There were two sustained points of order based on Rule 11, Section 2: The amendment is not germane to the bill (Handbook §3.6). The bill, SB 16, would reduce fees associated with obtaining and renewing handgun licenses. An amendment would have required handgun-license applicants to include in their affidavit a statement that the applicant owns a secure gun-storage device, such as a gun safe. The chair held that requiring a statement about gun safety is not germane to reducing fees for handgun licensure.
On the same bill, and amendment would have exempted an applicant from fees if the license provided proof that a secure gun device had been purchased. Unlike the amendment above, this relates to the fees. Nevertheless, according to the Chair, "exempting a certain class of persons from fees is not germane to reducing the fee for an original or renewed license to carry a handgun."
There were also two overruled points of order based on Rule 8, Section 1: The bill caption is inaccurate (Handbook § 2.2). The first related to subsection (b), which requires bills "that would impose, authorize, increase, or change the amount of a tax, assessment, surcharge or fee" to include a statement indicating such an effect. HB 3997 would expand the class of counties who may charge an increased fee. The chair held that "because the increase is not a certainty—it is possible for the fee to remain the same, to increase, or even decrease—such a caption would not necessarily be true." Therefore, as noted in a post earlier this session, it appears that a bill does not violate the caption rules if there is a mere potential for an affect.

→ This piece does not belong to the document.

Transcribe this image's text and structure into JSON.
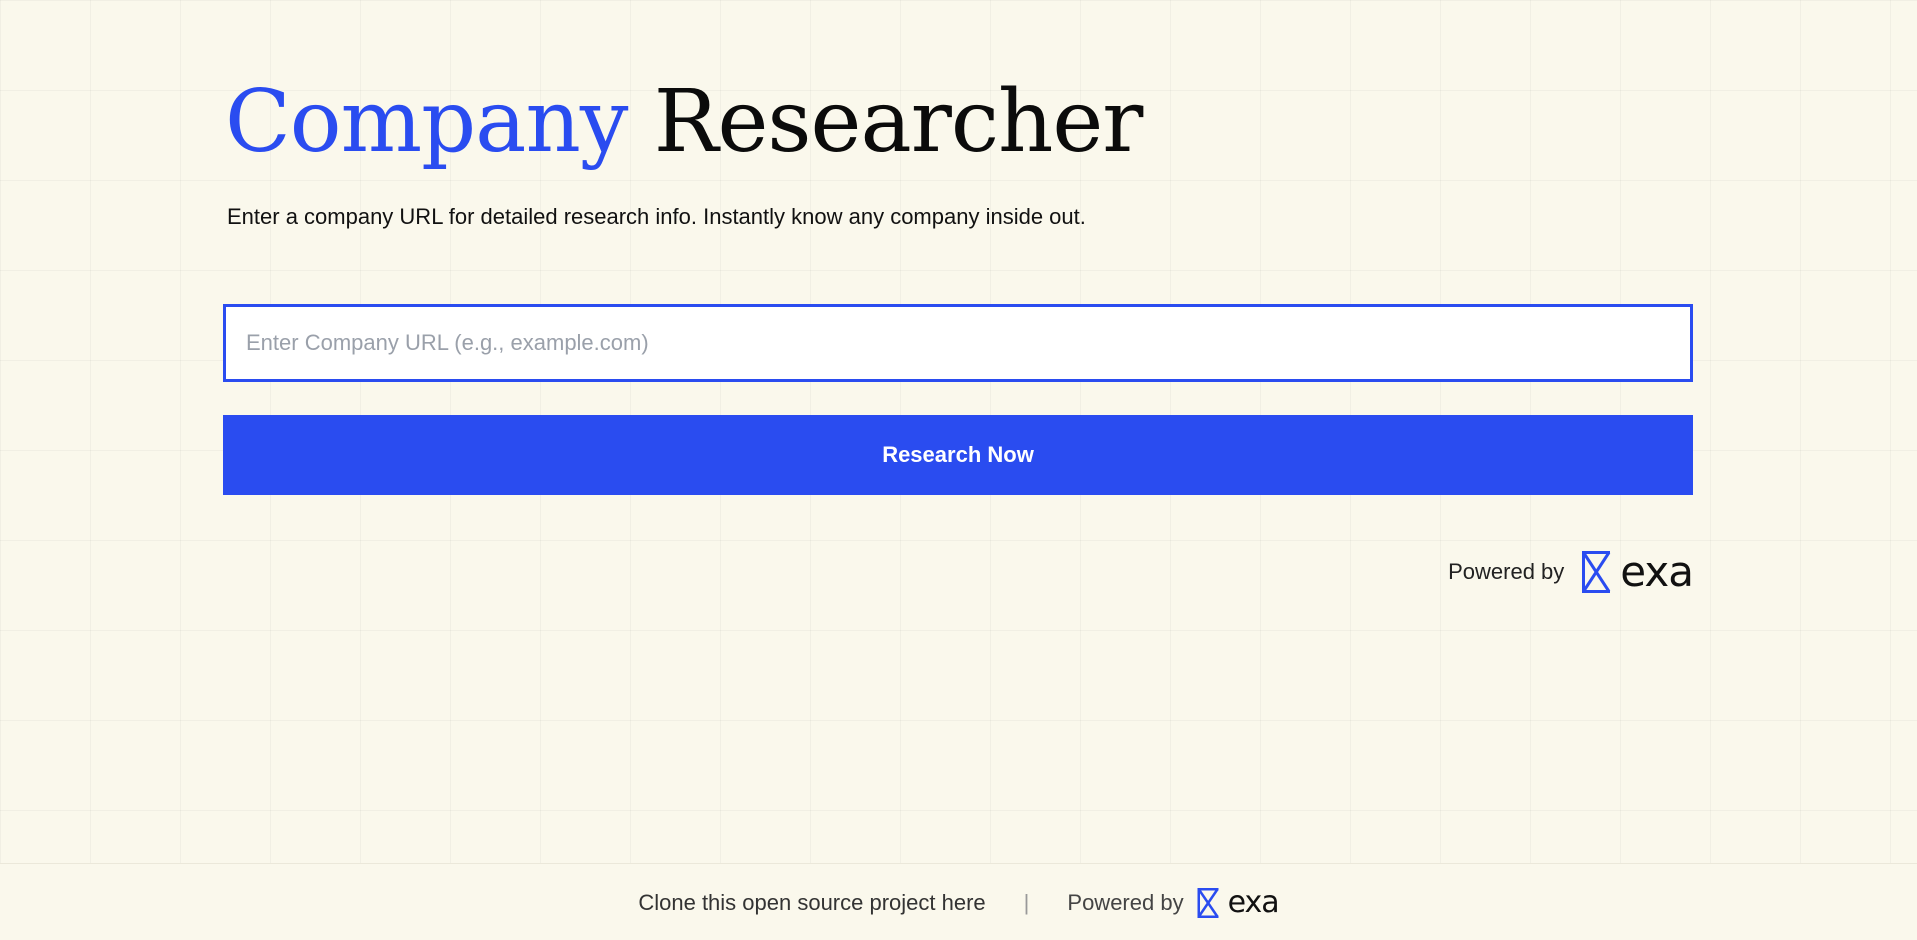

The second was based on subsection (c), which requires a statement in the caption of a bill that would "create a criminal offense, increase the punishment for an existing criminal offense." The bill, HB 913, would expand the conduct that constitutes a third degree felony offense by adding "improvised explosive device" to a list of prohibited weapons. The chair held that "adding an item to a list of items that are the subjects of an existing offense does not amount to expressly creating a new offense." In other words, criminalizing certain conduct does not necessarily mean that a bill creates a criminal offense for the purposes of Rule 8, Section 1(c).